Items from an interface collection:
*** Block opens ***

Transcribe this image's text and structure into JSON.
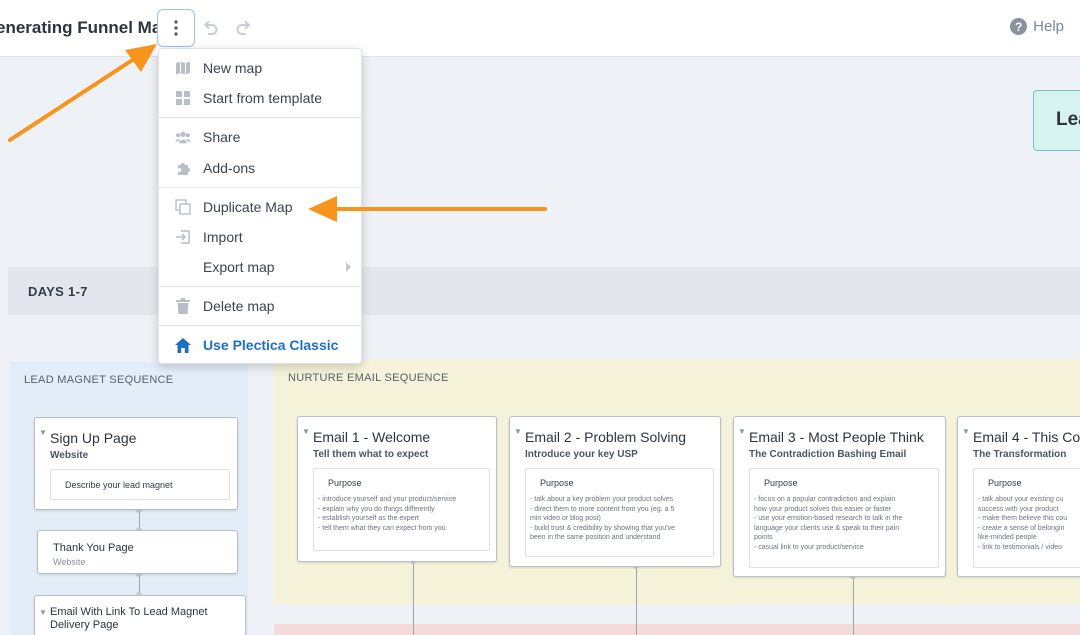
{
  "header": {
    "title": "enerating Funnel Map",
    "help_label": "Help"
  },
  "menu": {
    "items": [
      {
        "label": "New map",
        "icon": "map-icon"
      },
      {
        "label": "Start from template",
        "icon": "template-grid-icon"
      },
      {
        "label": "Share",
        "icon": "users-icon"
      },
      {
        "label": "Add-ons",
        "icon": "puzzle-icon"
      },
      {
        "label": "Duplicate Map",
        "icon": "duplicate-icon"
      },
      {
        "label": "Import",
        "icon": "import-icon"
      },
      {
        "label": "Export map",
        "icon": "submenu-arrow-icon"
      },
      {
        "label": "Delete map",
        "icon": "trash-icon"
      },
      {
        "label": "Use Plectica Classic",
        "icon": "home-icon"
      }
    ]
  },
  "canvas": {
    "lead_box": "Lea",
    "days_label": "DAYS 1-7",
    "lanes": {
      "lead_magnet": "LEAD MAGNET SEQUENCE",
      "nurture": "NURTURE EMAIL SEQUENCE"
    },
    "lead_cards": [
      {
        "title": "Sign Up Page",
        "subtitle": "Website",
        "inner": "Describe your lead magnet"
      },
      {
        "title": "Thank You Page",
        "subtitle": "Website"
      },
      {
        "title": "Email With Link To Lead Magnet Delivery Page"
      }
    ],
    "email_cards": [
      {
        "title": "Email 1 - Welcome",
        "subtitle": "Tell them what to expect",
        "purpose": "Purpose",
        "lines": [
          "- introduce yourself and your product/service",
          "- explain why you do things differently",
          "- establish yourself as the expert",
          "- tell them what they can expect from you"
        ]
      },
      {
        "title": "Email 2 - Problem Solving",
        "subtitle": "Introduce your key USP",
        "purpose": "Purpose",
        "lines": [
          "- talk about a key problem your product solves",
          "- direct them to more content from you (eg. a 5",
          "min video or blog post)",
          "- build trust & credibility by showing that you've",
          "been in the same position and understand"
        ]
      },
      {
        "title": "Email 3 - Most People Think",
        "subtitle": "The Contradiction Bashing Email",
        "purpose": "Purpose",
        "lines": [
          "- focus on a popular contradiction and explain",
          "how your product solves this easier or faster",
          "- use your emotion-based research to talk in the",
          "language your clients use & speak to their pain",
          "points",
          "- casual link to your product/service"
        ]
      },
      {
        "title": "Email 4 - This Cou",
        "subtitle": "The Transformation",
        "purpose": "Purpose",
        "lines": [
          "- talk about your existing cu",
          "success with your product",
          "- make them believe this cou",
          "- create a sense of belongin",
          "like-minded people",
          "- link to testimonials / video"
        ]
      }
    ]
  },
  "colors": {
    "accent_orange": "#f7941d",
    "link_blue": "#1f6fc5",
    "lead_box_bg": "#d6f3f0",
    "nurture_lane": "#f4f2d8",
    "lead_lane": "#e3edf8"
  }
}
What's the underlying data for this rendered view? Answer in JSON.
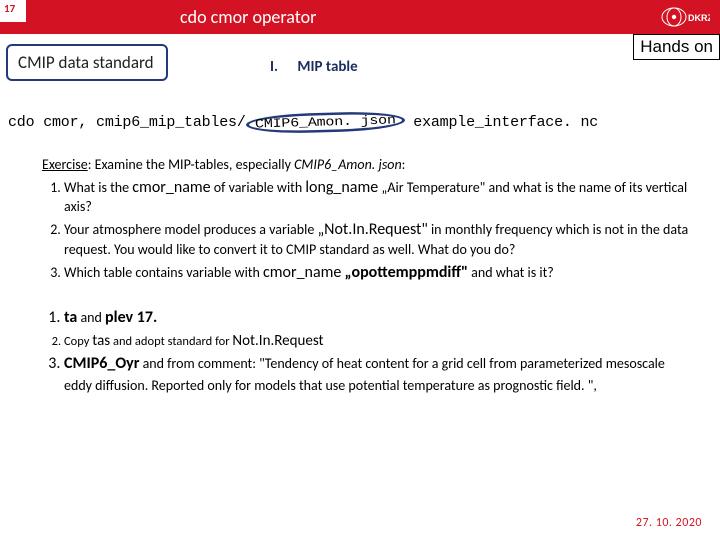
{
  "slide_number": "17",
  "title": "cdo cmor operator",
  "hands_on": "Hands on",
  "tab": "CMIP data standard",
  "section": {
    "rn": "I.",
    "name": "MIP table"
  },
  "cmd": {
    "pre": "cdo cmor, cmip6_mip_tables/",
    "circ": "CMIP6_Amon. json",
    "post": " example_interface. nc"
  },
  "exercise": {
    "lead_u": "Exercise",
    "lead_rest": ": Examine the MIP-tables, especially ",
    "lead_em": "CMIP6_Amon. json",
    "lead_colon": ":",
    "q1a": "What is the ",
    "q1b": "cmor_name",
    "q1c": " of variable with ",
    "q1d": "long_name",
    "q1e": " „Air Temperature\" and what is the name of its vertical axis?",
    "q2a": "Your atmosphere model produces a variable ",
    "q2b": "„Not.In.Request\"",
    "q2c": " in monthly frequency which is not in the data request. You would like to convert it to CMIP standard as well. What do you do?",
    "q3a": "Which table contains variable with ",
    "q3b": "cmor_name",
    "q3c": " ",
    "q3d": "„opottemppmdiff\"",
    "q3e": " and what is it?"
  },
  "answers": {
    "a1a": "ta",
    "a1b": " and ",
    "a1c": "plev 17.",
    "a2a": "Copy ",
    "a2b": "tas",
    "a2c": " and adopt standard for ",
    "a2d": "Not.In.Request",
    "a3a": "CMIP6_Oyr",
    "a3b": " and from comment: \"Tendency of heat content for a grid cell from parameterized mesoscale eddy diffusion. Reported only for models that use potential temperature as prognostic field. \","
  },
  "date": "27. 10. 2020"
}
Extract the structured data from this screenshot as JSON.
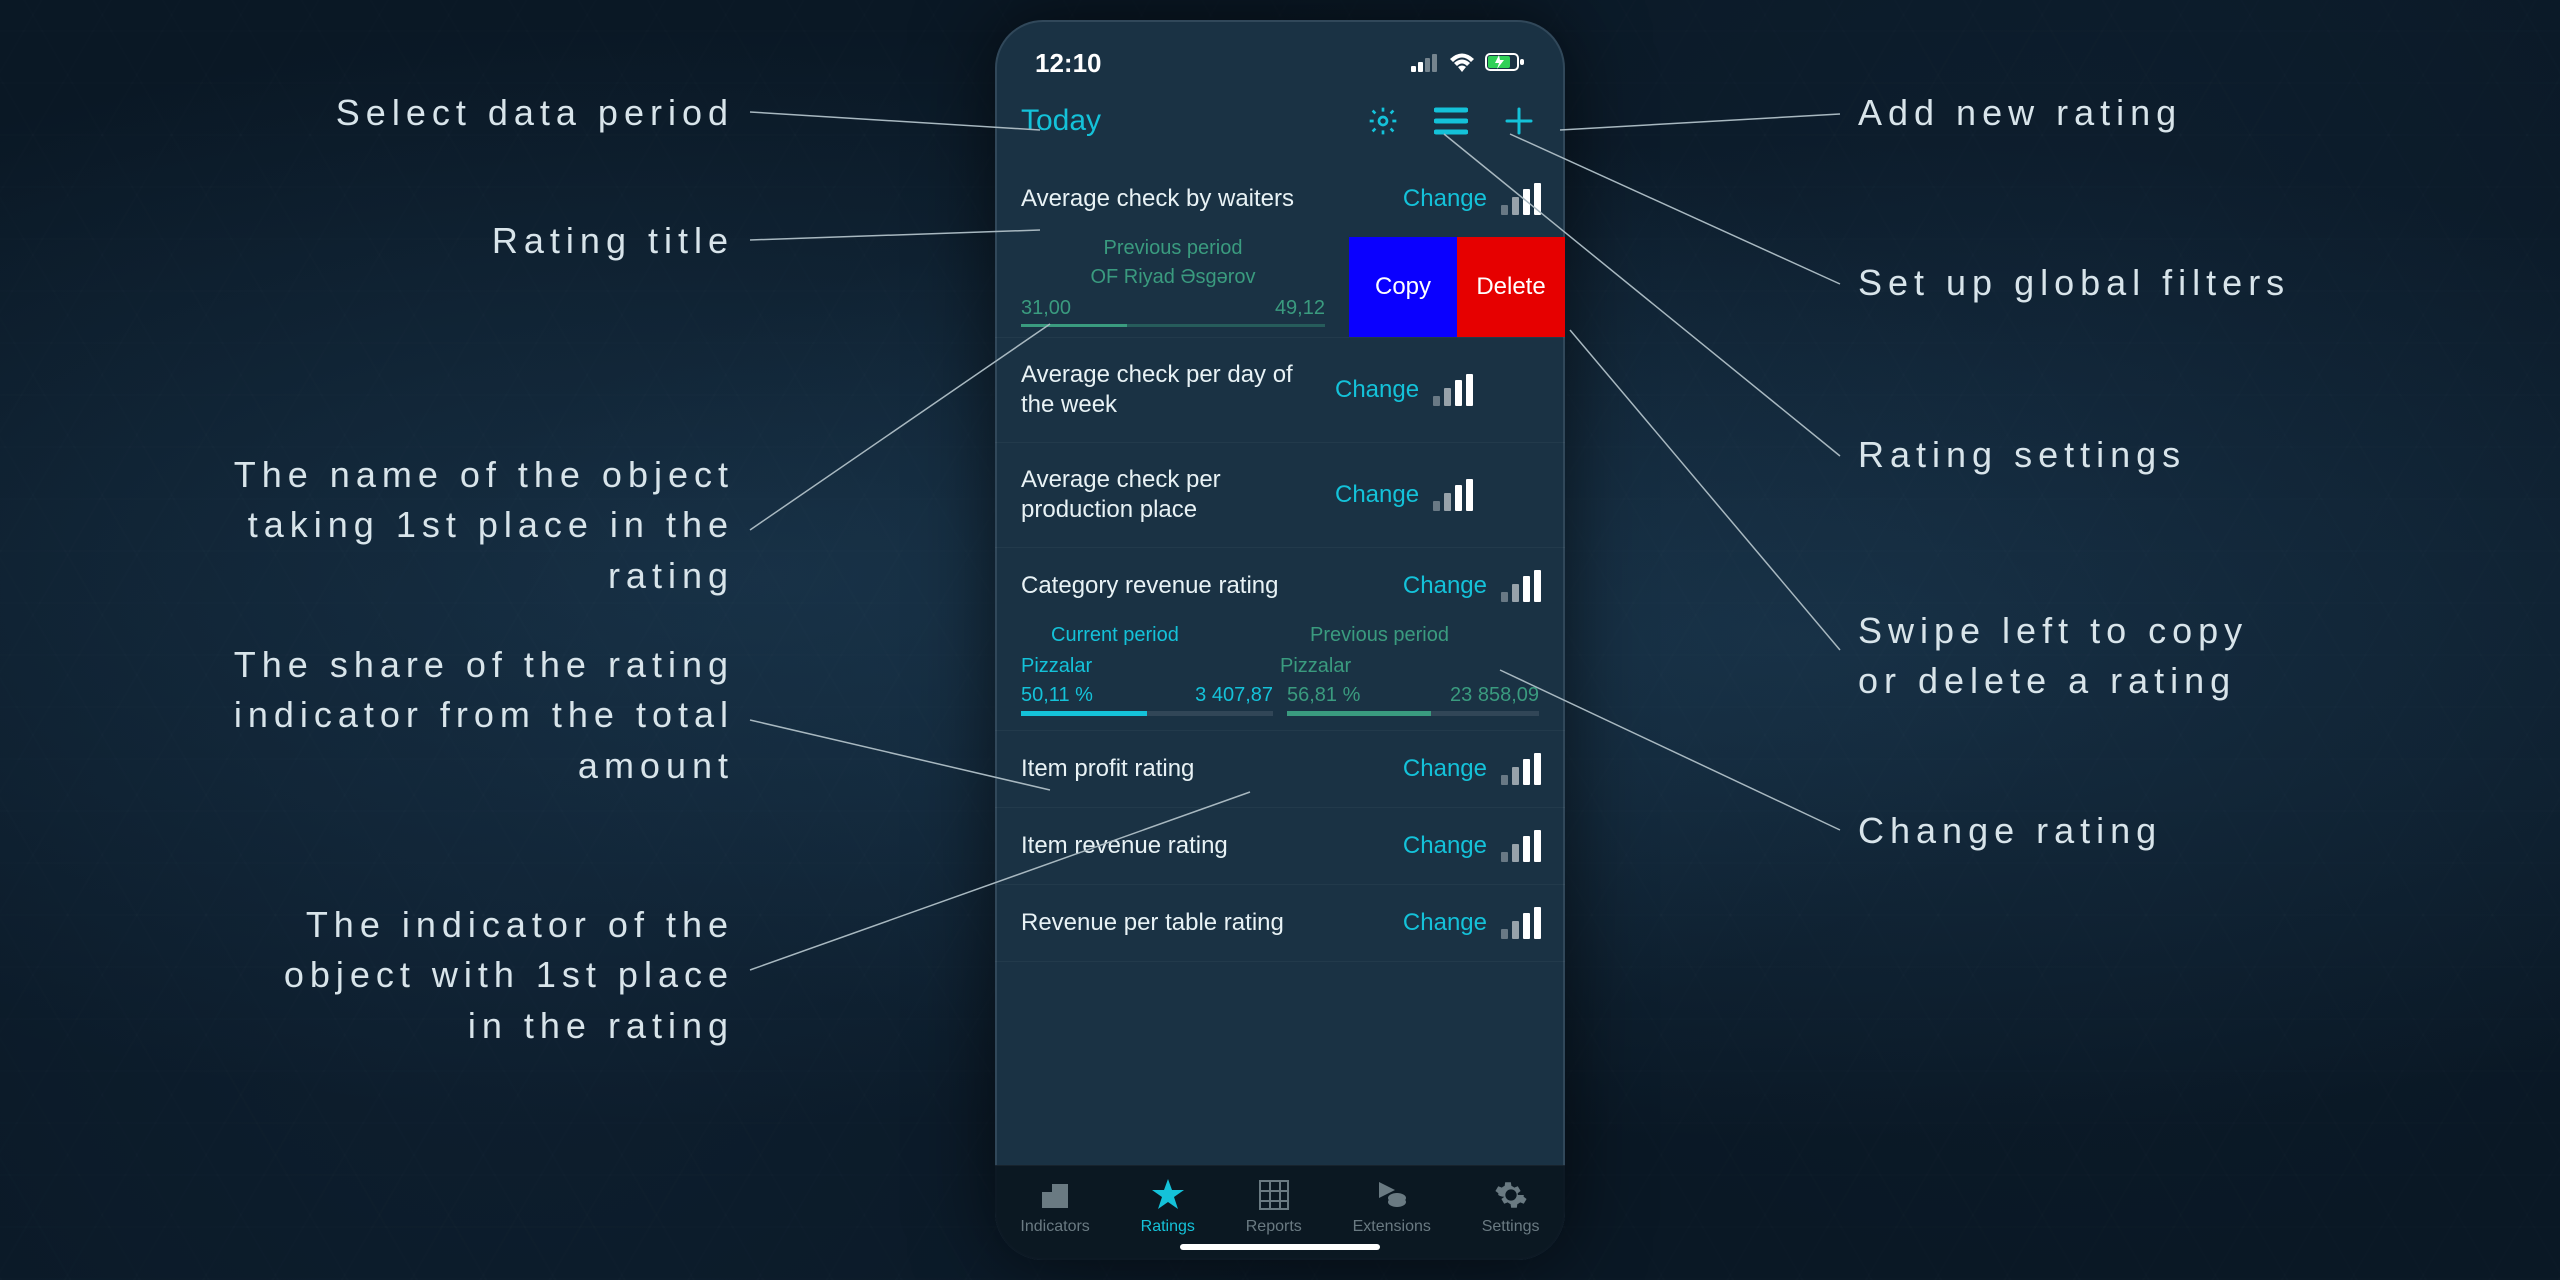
{
  "status": {
    "time": "12:10"
  },
  "header": {
    "period": "Today"
  },
  "swipe_actions": {
    "copy": "Copy",
    "delete": "Delete"
  },
  "ratings": [
    {
      "title": "Average check by waiters",
      "change": "Change"
    },
    {
      "title": "Average check per day of the week",
      "change": "Change"
    },
    {
      "title": "Average check per production place",
      "change": "Change"
    },
    {
      "title": "Category revenue rating",
      "change": "Change"
    },
    {
      "title": "Item profit rating",
      "change": "Change"
    },
    {
      "title": "Item revenue rating",
      "change": "Change"
    },
    {
      "title": "Revenue per table rating",
      "change": "Change"
    }
  ],
  "row0_detail": {
    "period_label": "Previous period",
    "object": "OF Riyad Əsgərov",
    "left_value": "31,00",
    "right_value": "49,12"
  },
  "category_detail": {
    "current_label": "Current period",
    "previous_label": "Previous period",
    "current_name": "Pizzalar",
    "previous_name": "Pizzalar",
    "current_pct": "50,11 %",
    "current_val": "3 407,87",
    "previous_pct": "56,81 %",
    "previous_val": "23 858,09"
  },
  "tabs": {
    "indicators": "Indicators",
    "ratings": "Ratings",
    "reports": "Reports",
    "extensions": "Extensions",
    "settings": "Settings"
  },
  "callouts": {
    "select_period": "Select data period",
    "rating_title": "Rating title",
    "object_name": "The name of the object\ntaking 1st place in the\nrating",
    "share": "The share of the rating\nindicator from the total\namount",
    "indicator": "The indicator of the\nobject with 1st place\nin the rating",
    "add_rating": "Add new rating",
    "global_filters": "Set up global filters",
    "rating_settings": "Rating settings",
    "swipe": "Swipe left to copy\nor delete a rating",
    "change_rating": "Change rating"
  }
}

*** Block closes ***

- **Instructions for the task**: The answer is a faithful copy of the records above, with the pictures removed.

- **Output for this task**:
Transcribe this image's text and structure into JSON.
{
  "header": {
    "title": "enerating Funnel Map",
    "help_label": "Help"
  },
  "menu": {
    "items": [
      {
        "label": "New map",
        "icon": "map-icon"
      },
      {
        "label": "Start from template",
        "icon": "template-grid-icon"
      },
      {
        "label": "Share",
        "icon": "users-icon"
      },
      {
        "label": "Add-ons",
        "icon": "puzzle-icon"
      },
      {
        "label": "Duplicate Map",
        "icon": "duplicate-icon"
      },
      {
        "label": "Import",
        "icon": "import-icon"
      },
      {
        "label": "Export map",
        "icon": "submenu-arrow-icon"
      },
      {
        "label": "Delete map",
        "icon": "trash-icon"
      },
      {
        "label": "Use Plectica Classic",
        "icon": "home-icon"
      }
    ]
  },
  "canvas": {
    "lead_box": "Lea",
    "days_label": "DAYS 1-7",
    "lanes": {
      "lead_magnet": "LEAD MAGNET SEQUENCE",
      "nurture": "NURTURE EMAIL SEQUENCE"
    },
    "lead_cards": [
      {
        "title": "Sign Up Page",
        "subtitle": "Website",
        "inner": "Describe your lead magnet"
      },
      {
        "title": "Thank You Page",
        "subtitle": "Website"
      },
      {
        "title": "Email With Link To Lead Magnet Delivery Page"
      }
    ],
    "email_cards": [
      {
        "title": "Email 1 - Welcome",
        "subtitle": "Tell them what to expect",
        "purpose": "Purpose",
        "lines": [
          "- introduce yourself and your product/service",
          "- explain why you do things differently",
          "- establish yourself as the expert",
          "- tell them what they can expect from you"
        ]
      },
      {
        "title": "Email 2 - Problem Solving",
        "subtitle": "Introduce your key USP",
        "purpose": "Purpose",
        "lines": [
          "- talk about a key problem your product solves",
          "- direct them to more content from you (eg. a 5",
          "min video or blog post)",
          "- build trust & credibility by showing that you've",
          "been in the same position and understand"
        ]
      },
      {
        "title": "Email 3 - Most People Think",
        "subtitle": "The Contradiction Bashing Email",
        "purpose": "Purpose",
        "lines": [
          "- focus on a popular contradiction and explain",
          "how your product solves this easier or faster",
          "- use your emotion-based research to talk in the",
          "language your clients use & speak to their pain",
          "points",
          "- casual link to your product/service"
        ]
      },
      {
        "title": "Email 4 - This Cou",
        "subtitle": "The Transformation",
        "purpose": "Purpose",
        "lines": [
          "- talk about your existing cu",
          "success with your product",
          "- make them believe this cou",
          "- create a sense of belongin",
          "like-minded people",
          "- link to testimonials / video"
        ]
      }
    ]
  },
  "colors": {
    "accent_orange": "#f7941d",
    "link_blue": "#1f6fc5",
    "lead_box_bg": "#d6f3f0",
    "nurture_lane": "#f4f2d8",
    "lead_lane": "#e3edf8"
  }
}
What's the underlying data for this rendered view? Answer in JSON.
{
  "slide_number": "17",
  "title": "cdo cmor operator",
  "hands_on": "Hands on",
  "tab": "CMIP data standard",
  "section": {
    "rn": "I.",
    "name": "MIP table"
  },
  "cmd": {
    "pre": "cdo cmor, cmip6_mip_tables/",
    "circ": "CMIP6_Amon. json",
    "post": " example_interface. nc"
  },
  "exercise": {
    "lead_u": "Exercise",
    "lead_rest": ": Examine the MIP-tables, especially ",
    "lead_em": "CMIP6_Amon. json",
    "lead_colon": ":",
    "q1a": "What is the ",
    "q1b": "cmor_name",
    "q1c": " of variable with ",
    "q1d": "long_name",
    "q1e": " „Air Temperature\" and what is the name of its vertical axis?",
    "q2a": "Your atmosphere model produces a variable ",
    "q2b": "„Not.In.Request\"",
    "q2c": " in monthly frequency which is not in the data request. You would like to convert it to CMIP standard as well. What do you do?",
    "q3a": "Which table contains variable with ",
    "q3b": "cmor_name",
    "q3c": " ",
    "q3d": "„opottemppmdiff\"",
    "q3e": " and what is it?"
  },
  "answers": {
    "a1a": "ta",
    "a1b": " and ",
    "a1c": "plev 17.",
    "a2a": "Copy ",
    "a2b": "tas",
    "a2c": " and adopt standard for ",
    "a2d": "Not.In.Request",
    "a3a": "CMIP6_Oyr",
    "a3b": " and from comment: \"Tendency of heat content for a grid cell from parameterized mesoscale eddy diffusion. Reported only for models that use potential temperature as prognostic field. \","
  },
  "date": "27. 10. 2020"
}
Extract the structured data from this screenshot as JSON.
{
  "status": {
    "time": "12:10"
  },
  "header": {
    "period": "Today"
  },
  "swipe_actions": {
    "copy": "Copy",
    "delete": "Delete"
  },
  "ratings": [
    {
      "title": "Average check by waiters",
      "change": "Change"
    },
    {
      "title": "Average check per day of the week",
      "change": "Change"
    },
    {
      "title": "Average check per production place",
      "change": "Change"
    },
    {
      "title": "Category revenue rating",
      "change": "Change"
    },
    {
      "title": "Item profit rating",
      "change": "Change"
    },
    {
      "title": "Item revenue rating",
      "change": "Change"
    },
    {
      "title": "Revenue per table rating",
      "change": "Change"
    }
  ],
  "row0_detail": {
    "period_label": "Previous period",
    "object": "OF Riyad Əsgərov",
    "left_value": "31,00",
    "right_value": "49,12"
  },
  "category_detail": {
    "current_label": "Current period",
    "previous_label": "Previous period",
    "current_name": "Pizzalar",
    "previous_name": "Pizzalar",
    "current_pct": "50,11 %",
    "current_val": "3 407,87",
    "previous_pct": "56,81 %",
    "previous_val": "23 858,09"
  },
  "tabs": {
    "indicators": "Indicators",
    "ratings": "Ratings",
    "reports": "Reports",
    "extensions": "Extensions",
    "settings": "Settings"
  },
  "callouts": {
    "select_period": "Select data period",
    "rating_title": "Rating title",
    "object_name": "The name of the object\ntaking 1st place in the\nrating",
    "share": "The share of the rating\nindicator from the total\namount",
    "indicator": "The indicator of the\nobject with 1st place\nin the rating",
    "add_rating": "Add new rating",
    "global_filters": "Set up global filters",
    "rating_settings": "Rating settings",
    "swipe": "Swipe left to copy\nor delete a rating",
    "change_rating": "Change rating"
  }
}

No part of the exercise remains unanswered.